Exercise instructions:
Beginning with the line that holds "Transcribe this image's" and ending with the last line below, repeat each line exactly, leaving any pictures out.

*** The data ***

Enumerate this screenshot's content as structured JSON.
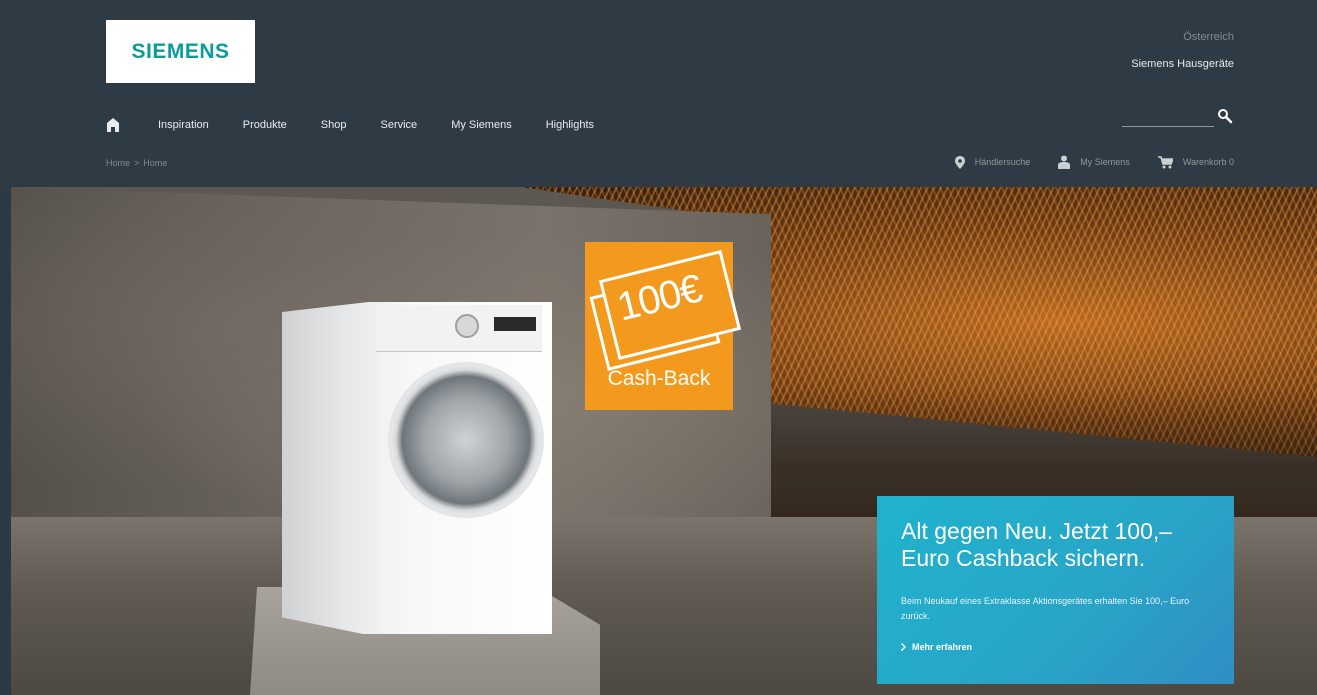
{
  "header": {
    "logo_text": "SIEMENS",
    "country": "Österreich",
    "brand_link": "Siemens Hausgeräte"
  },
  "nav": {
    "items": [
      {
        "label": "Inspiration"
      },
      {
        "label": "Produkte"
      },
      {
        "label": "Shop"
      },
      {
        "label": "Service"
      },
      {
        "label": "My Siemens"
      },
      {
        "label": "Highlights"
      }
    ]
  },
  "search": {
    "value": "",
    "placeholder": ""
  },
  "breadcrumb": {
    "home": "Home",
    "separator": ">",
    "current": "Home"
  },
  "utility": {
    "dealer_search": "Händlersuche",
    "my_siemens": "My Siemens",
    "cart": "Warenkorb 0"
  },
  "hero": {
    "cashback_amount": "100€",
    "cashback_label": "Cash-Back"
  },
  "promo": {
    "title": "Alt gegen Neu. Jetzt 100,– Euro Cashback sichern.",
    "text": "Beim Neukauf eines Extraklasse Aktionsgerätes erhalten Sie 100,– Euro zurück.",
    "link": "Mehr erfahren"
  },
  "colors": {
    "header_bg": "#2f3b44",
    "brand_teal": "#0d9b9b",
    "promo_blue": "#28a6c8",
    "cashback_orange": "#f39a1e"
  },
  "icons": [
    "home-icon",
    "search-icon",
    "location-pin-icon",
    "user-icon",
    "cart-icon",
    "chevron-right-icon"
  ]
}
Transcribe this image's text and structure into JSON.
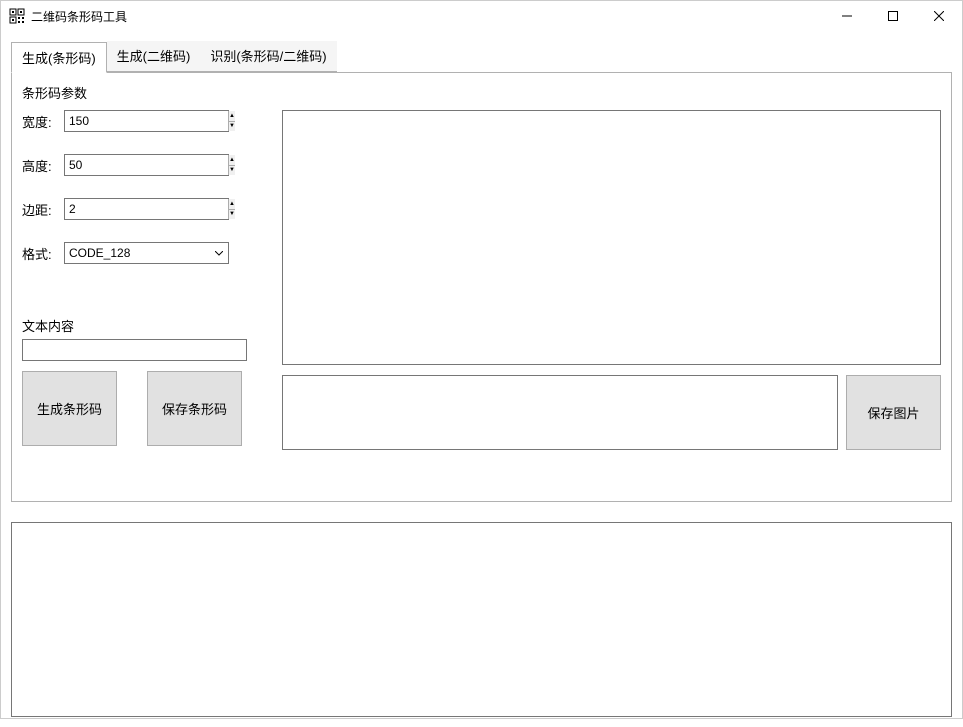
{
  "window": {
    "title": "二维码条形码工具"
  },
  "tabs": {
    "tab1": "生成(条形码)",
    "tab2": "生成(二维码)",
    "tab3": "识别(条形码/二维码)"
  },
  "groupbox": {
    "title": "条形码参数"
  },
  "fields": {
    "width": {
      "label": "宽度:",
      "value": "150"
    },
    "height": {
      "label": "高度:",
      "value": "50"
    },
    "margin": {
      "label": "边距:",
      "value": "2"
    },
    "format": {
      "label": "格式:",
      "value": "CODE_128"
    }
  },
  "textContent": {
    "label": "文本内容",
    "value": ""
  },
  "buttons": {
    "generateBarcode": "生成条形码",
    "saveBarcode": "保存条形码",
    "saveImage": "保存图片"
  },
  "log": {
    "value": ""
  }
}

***

Exercise solution:
Transcribe this image's text and structure into JSON.
{
  "window": {
    "title": "二维码条形码工具"
  },
  "tabs": {
    "tab1": "生成(条形码)",
    "tab2": "生成(二维码)",
    "tab3": "识别(条形码/二维码)"
  },
  "groupbox": {
    "title": "条形码参数"
  },
  "fields": {
    "width": {
      "label": "宽度:",
      "value": "150"
    },
    "height": {
      "label": "高度:",
      "value": "50"
    },
    "margin": {
      "label": "边距:",
      "value": "2"
    },
    "format": {
      "label": "格式:",
      "value": "CODE_128"
    }
  },
  "textContent": {
    "label": "文本内容",
    "value": ""
  },
  "buttons": {
    "generateBarcode": "生成条形码",
    "saveBarcode": "保存条形码",
    "saveImage": "保存图片"
  },
  "log": {
    "value": ""
  }
}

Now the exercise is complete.